The Christmas bushfires that destroyed 116 homes in Victoria and caused enormous anguish to so many are also having a having a secondary economic impact … they are severely damaging the tourism industry along the Great Ocean Road.
According to a report in the Australian Financial Review, the Victorian coast is set to lose $50 million in tourism earnings unless holidaymakers decide to come back for what is the area’s busiest time of the year.
Great Ocean Road Regional Tourism chairman Wayne Kayler-Thomson said the Surf Coast and Colac-Otways shires, from Torquay to past Cape Otway, get 50% of their total visits in the summer period but – instead of a bumper sales – accommodation, food and retail businesses are being hit by a customer shortage.

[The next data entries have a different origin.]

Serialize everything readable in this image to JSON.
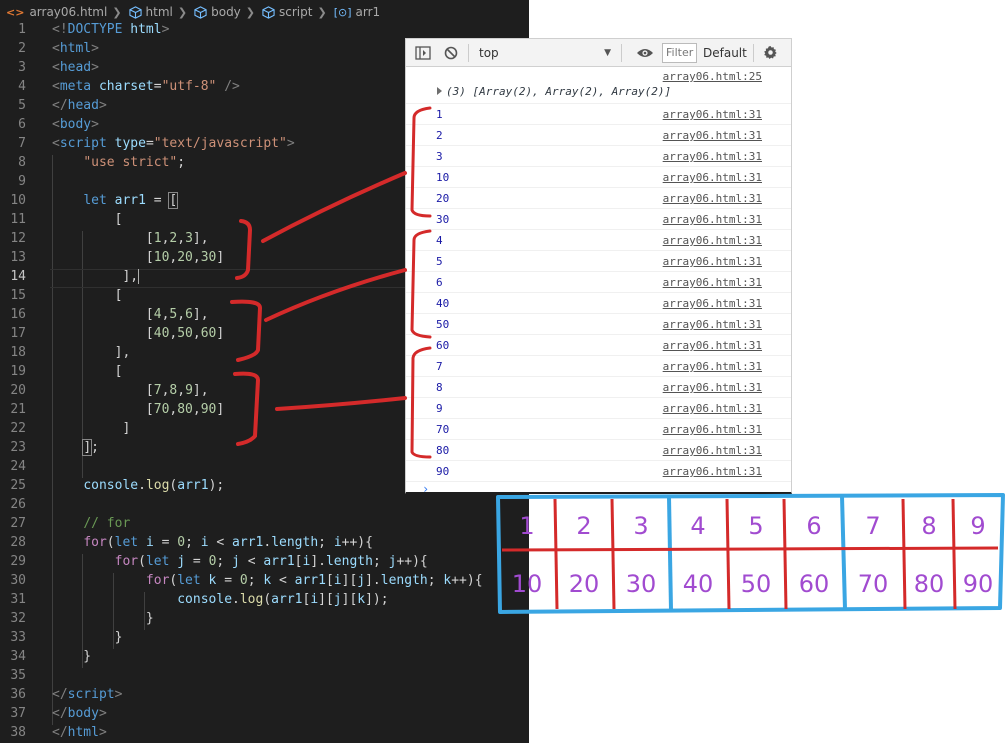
{
  "breadcrumb": {
    "file": "array06.html",
    "items": [
      "html",
      "body",
      "script"
    ],
    "symbol": "arr1"
  },
  "code": {
    "lines": [
      "1",
      "2",
      "3",
      "4",
      "5",
      "6",
      "7",
      "8",
      "9",
      "10",
      "11",
      "12",
      "13",
      "14",
      "15",
      "16",
      "17",
      "18",
      "19",
      "20",
      "21",
      "22",
      "23",
      "24",
      "25",
      "26",
      "27",
      "28",
      "29",
      "30",
      "31",
      "32",
      "33",
      "34",
      "35",
      "36",
      "37",
      "38"
    ],
    "current_line": "14"
  },
  "console": {
    "context": "top",
    "filter_placeholder": "Filter",
    "levels": "Default",
    "array_log": {
      "source": "array06.html:25",
      "summary": "(3) [Array(2), Array(2), Array(2)]"
    },
    "logs": [
      {
        "value": "1",
        "source": "array06.html:31"
      },
      {
        "value": "2",
        "source": "array06.html:31"
      },
      {
        "value": "3",
        "source": "array06.html:31"
      },
      {
        "value": "10",
        "source": "array06.html:31"
      },
      {
        "value": "20",
        "source": "array06.html:31"
      },
      {
        "value": "30",
        "source": "array06.html:31"
      },
      {
        "value": "4",
        "source": "array06.html:31"
      },
      {
        "value": "5",
        "source": "array06.html:31"
      },
      {
        "value": "6",
        "source": "array06.html:31"
      },
      {
        "value": "40",
        "source": "array06.html:31"
      },
      {
        "value": "50",
        "source": "array06.html:31"
      },
      {
        "value": "60",
        "source": "array06.html:31"
      },
      {
        "value": "7",
        "source": "array06.html:31"
      },
      {
        "value": "8",
        "source": "array06.html:31"
      },
      {
        "value": "9",
        "source": "array06.html:31"
      },
      {
        "value": "70",
        "source": "array06.html:31"
      },
      {
        "value": "80",
        "source": "array06.html:31"
      },
      {
        "value": "90",
        "source": "array06.html:31"
      }
    ],
    "prompt": "›"
  },
  "sketch": {
    "top_row": [
      "1",
      "2",
      "3",
      "4",
      "5",
      "6",
      "7",
      "8",
      "9"
    ],
    "bottom_row": [
      "10",
      "20",
      "30",
      "40",
      "50",
      "60",
      "70",
      "80",
      "90"
    ]
  },
  "colors": {
    "annotation_red": "#d42a2a",
    "sketch_blue": "#3aa6e3",
    "sketch_purple": "#a14bd0"
  }
}
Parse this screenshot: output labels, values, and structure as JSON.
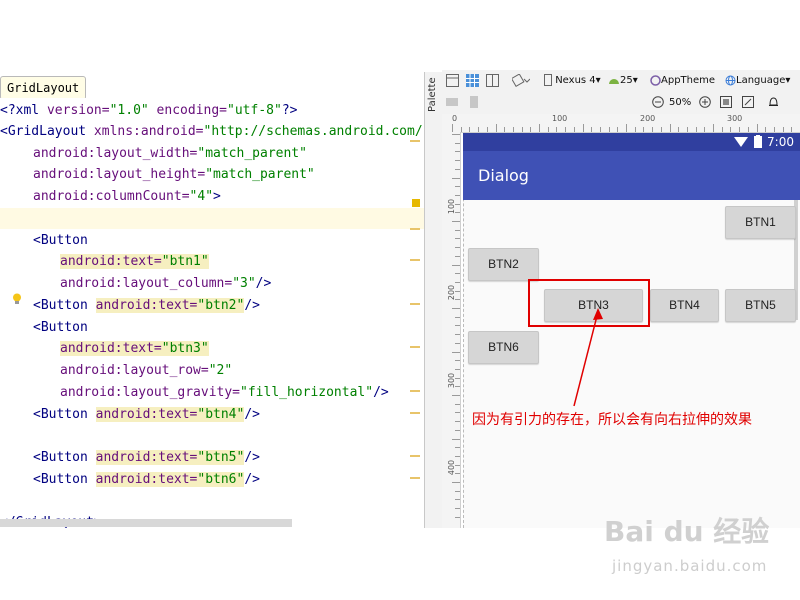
{
  "breadcrumb": "GridLayout",
  "palette": {
    "label": "Palette"
  },
  "toolbar": {
    "device": "Nexus 4",
    "api": "25",
    "theme": "AppTheme",
    "language": "Language",
    "zoom": "50%"
  },
  "ruler": {
    "h": [
      "0",
      "100",
      "200",
      "300"
    ],
    "v": [
      "100",
      "200",
      "300",
      "400"
    ]
  },
  "code": [
    {
      "tag_open": "<?",
      "kw": "xml",
      "a1": " version=",
      "v1": "\"1.0\"",
      "a2": " encoding=",
      "v2": "\"utf-8\"",
      "tag_close": "?>"
    },
    {
      "tag": "<GridLayout",
      "attr": " xmlns:android=",
      "val": "\"http://schemas.android.com/"
    },
    {
      "attr": "android:layout_width=",
      "val": "\"match_parent\""
    },
    {
      "attr": "android:layout_height=",
      "val": "\"match_parent\""
    },
    {
      "attr": "android:columnCount=",
      "val": "\"4\"",
      "close": ">"
    },
    {
      "text": ""
    },
    {
      "tag": "<Button"
    },
    {
      "attr": "android:text=",
      "val": "\"btn1\""
    },
    {
      "attr": "android:layout_column=",
      "val": "\"3\"",
      "close": "/>"
    },
    {
      "tag": "<Button",
      "attr": "android:text=",
      "val": "\"btn2\"",
      "close": "/>"
    },
    {
      "tag": "<Button"
    },
    {
      "attr": "android:text=",
      "val": "\"btn3\""
    },
    {
      "attr": "android:layout_row=",
      "val": "\"2\""
    },
    {
      "attr": "android:layout_gravity=",
      "val": "\"fill_horizontal\"",
      "close": "/>"
    },
    {
      "tag": "<Button",
      "attr": "android:text=",
      "val": "\"btn4\"",
      "close": "/>"
    },
    {
      "text": ""
    },
    {
      "tag": "<Button",
      "attr": "android:text=",
      "val": "\"btn5\"",
      "close": "/>"
    },
    {
      "tag": "<Button",
      "attr": "android:text=",
      "val": "\"btn6\"",
      "close": "/>"
    },
    {
      "text": ""
    },
    {
      "tag": "</GridLayout",
      "close": ">"
    }
  ],
  "preview": {
    "time": "7:00",
    "app_title": "Dialog",
    "buttons": [
      "BTN1",
      "BTN2",
      "BTN3",
      "BTN4",
      "BTN5",
      "BTN6"
    ]
  },
  "annotation": "因为有引力的存在，所以会有向右拉伸的效果",
  "watermark": {
    "brand": "Bai du 经验",
    "url": "jingyan.baidu.com"
  },
  "colors": {
    "appbar": "#3f51b5",
    "statusbar": "#303f9f",
    "annotation": "#e00000"
  }
}
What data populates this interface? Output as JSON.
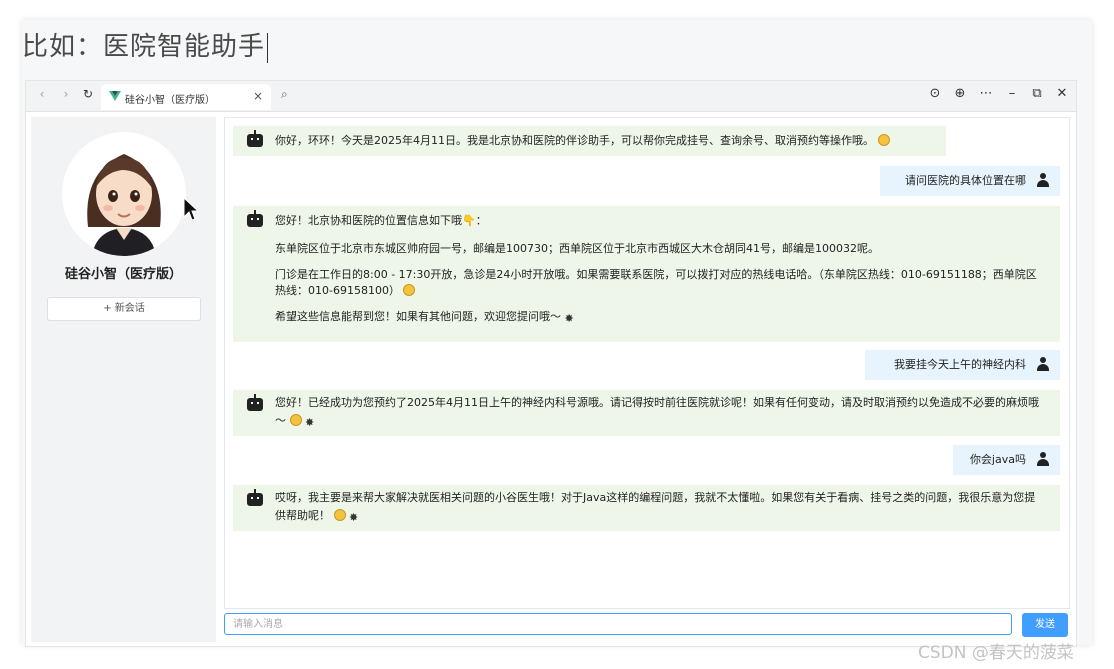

“All these businesses rely on this time of year to carry them through the rest of the year,” Mr Kayler-Thomson said.
And even towns such as Apollo Bay which have not been directly affected by the bushfires have suffered a dramatic fallout from the Christmas Day blazes.
Secretary of Apollo Bay Chamber of Commerce Jo Birley told the Australian Financial Review that Apollo Bay’s location to the west of the Great Ocean Road closures meant people were not coming through the town.
“Apollo Bay hasn’t been affected,” Ms Birley said. “People just have to take an alternate route through an unaffected part of the Otways to get here, which is quite beautiful.”
It is reported that pubs that usually pre-book up to 200 meals per day from tourists are standing empty, and shops are being forced to lay off casual workers hired specifically for the post-Boxing Day tourist influx.